The Mountain Goats frontman’s debut novel is a dark, nerdy delight. DL Anderson

4. Not that the story itself runs in chronological order. Wolf unspools Sean's story more or less in reverse, revealing how a highly damaged human being got that way. You know this feeling from reading Martin Amis's Time's Arrow, or watching Memento: dread, curiosity, the claustrophobic choking sensation that comes when you realize that you're at the mercy of a rigorous and potentially sadistic god. But it's not that simple; Darnielle isn't a writer in search of a gimmick to exploit, and Wolf isn't some comic-book origin story. The self isn't a direct line from birth to death. We're all mazes inside, with plenty of dead ends and recursive tunnels that cheerfully drop you back where you began. There's no forward or backward or beginning or ending, only what you choose to see and what you keep hidden away from everyone.

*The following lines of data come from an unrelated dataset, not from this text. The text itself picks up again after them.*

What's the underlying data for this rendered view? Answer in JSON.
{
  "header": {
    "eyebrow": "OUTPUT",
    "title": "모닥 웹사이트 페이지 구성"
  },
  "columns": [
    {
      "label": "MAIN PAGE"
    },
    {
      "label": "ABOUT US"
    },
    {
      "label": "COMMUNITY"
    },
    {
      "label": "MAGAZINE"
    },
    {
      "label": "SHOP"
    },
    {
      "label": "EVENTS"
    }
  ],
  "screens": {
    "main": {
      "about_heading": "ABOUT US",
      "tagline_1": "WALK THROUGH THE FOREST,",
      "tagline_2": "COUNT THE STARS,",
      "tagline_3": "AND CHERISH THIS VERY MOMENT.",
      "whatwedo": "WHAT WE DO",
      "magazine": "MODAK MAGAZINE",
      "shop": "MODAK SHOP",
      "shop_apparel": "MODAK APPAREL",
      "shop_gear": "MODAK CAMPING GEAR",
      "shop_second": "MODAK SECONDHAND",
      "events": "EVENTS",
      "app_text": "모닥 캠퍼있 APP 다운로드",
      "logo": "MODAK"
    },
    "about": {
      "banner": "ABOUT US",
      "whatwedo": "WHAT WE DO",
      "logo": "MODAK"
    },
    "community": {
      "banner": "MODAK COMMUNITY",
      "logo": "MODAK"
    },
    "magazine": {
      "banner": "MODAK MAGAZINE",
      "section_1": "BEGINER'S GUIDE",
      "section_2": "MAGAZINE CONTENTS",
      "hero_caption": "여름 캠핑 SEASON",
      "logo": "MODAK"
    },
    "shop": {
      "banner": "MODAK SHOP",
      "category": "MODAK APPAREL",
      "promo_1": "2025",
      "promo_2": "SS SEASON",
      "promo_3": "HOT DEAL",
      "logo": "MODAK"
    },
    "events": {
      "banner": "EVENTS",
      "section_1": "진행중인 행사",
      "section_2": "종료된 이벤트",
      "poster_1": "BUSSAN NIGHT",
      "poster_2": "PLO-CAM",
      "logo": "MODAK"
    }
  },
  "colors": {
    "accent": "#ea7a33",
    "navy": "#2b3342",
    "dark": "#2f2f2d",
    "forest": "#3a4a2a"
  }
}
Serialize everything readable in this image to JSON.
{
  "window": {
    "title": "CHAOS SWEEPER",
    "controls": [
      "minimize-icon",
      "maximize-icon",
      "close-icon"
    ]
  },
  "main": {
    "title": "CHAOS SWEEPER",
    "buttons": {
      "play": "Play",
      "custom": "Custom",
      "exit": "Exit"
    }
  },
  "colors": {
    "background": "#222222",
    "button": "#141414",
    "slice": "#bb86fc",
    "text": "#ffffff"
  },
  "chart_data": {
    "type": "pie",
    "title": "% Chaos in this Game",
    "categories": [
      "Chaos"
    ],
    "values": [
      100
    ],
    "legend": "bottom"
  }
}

3. It's impossible to ignore the fact that Sean is a nerd. After a mysterious incident that forever changes his life, he lives alone in an apartment, guiding hundreds of people through a postapocalyptic mail-based text game of his own creation called Trace Italian. Conan the Barbarian creator Robert E. Howard is Sean's prophet, and alienation is his muse. Sean surrounds himself with arcane knowledge and distracts himself by making the disaster-addled America inside his head as real as he possibly can. His most important directive is to strip away reality to make way for the creation of a fictional one; in fact, the way Darnielle chooses to reveal Sean to the reader almost reads as a chronicle of the writing of Wolf in chronological order, a story of a man who narrows his world to the focus of a pinprick, and then has to learn how to crawl out again.

2. But the ending isn't the point. Wolf is structured like a maze, a labyrinth where you expect to encounter the Minotaur's hot breath around every turn. Sean explains his world to us while cautiously avoiding the most important moments and people we want to hear about. Instead, he focuses on the past and the unwanted, noticing what nobody else cares to. "I can hardly believe Cinema Video's still in business," Sean tells us as he visits his local video rental store.

I really can't believe how many videotapes they still have in there, gathering dust against the east wall. But look down toward your feet and they're all right there, neatly piled up in hopeful stacks on the floor... Stacks of dusty VHS tapes automatically register to the eye as trash now, and I'd be surprised if anybody ever took much note of the sign or the hoard it pointed toward.

Of course, Sean can't leave the store without buying four of the most unwanted tapes in all the pile. To him, they're treasure.

1. Mountain Goats singer-songwriter John Darnielle's debut novel, Wolf in White Van (Farrar, Straus and Giroux, $24), reads like a haunted house. It's haunted by Sean Phillips, a horribly disfigured young man who we meet as he's cradled, helpless, in his father's arms. Readers naturally blossom a concerned primate's sympathy for Sean, but we quickly learn that he's courting an unlovable darkness—he's on trial for the death of a young woman who may or may not have been inspired by Sean's actions. Right from the beginning, Darnielle seems to warn us, this journey will not end well. recommended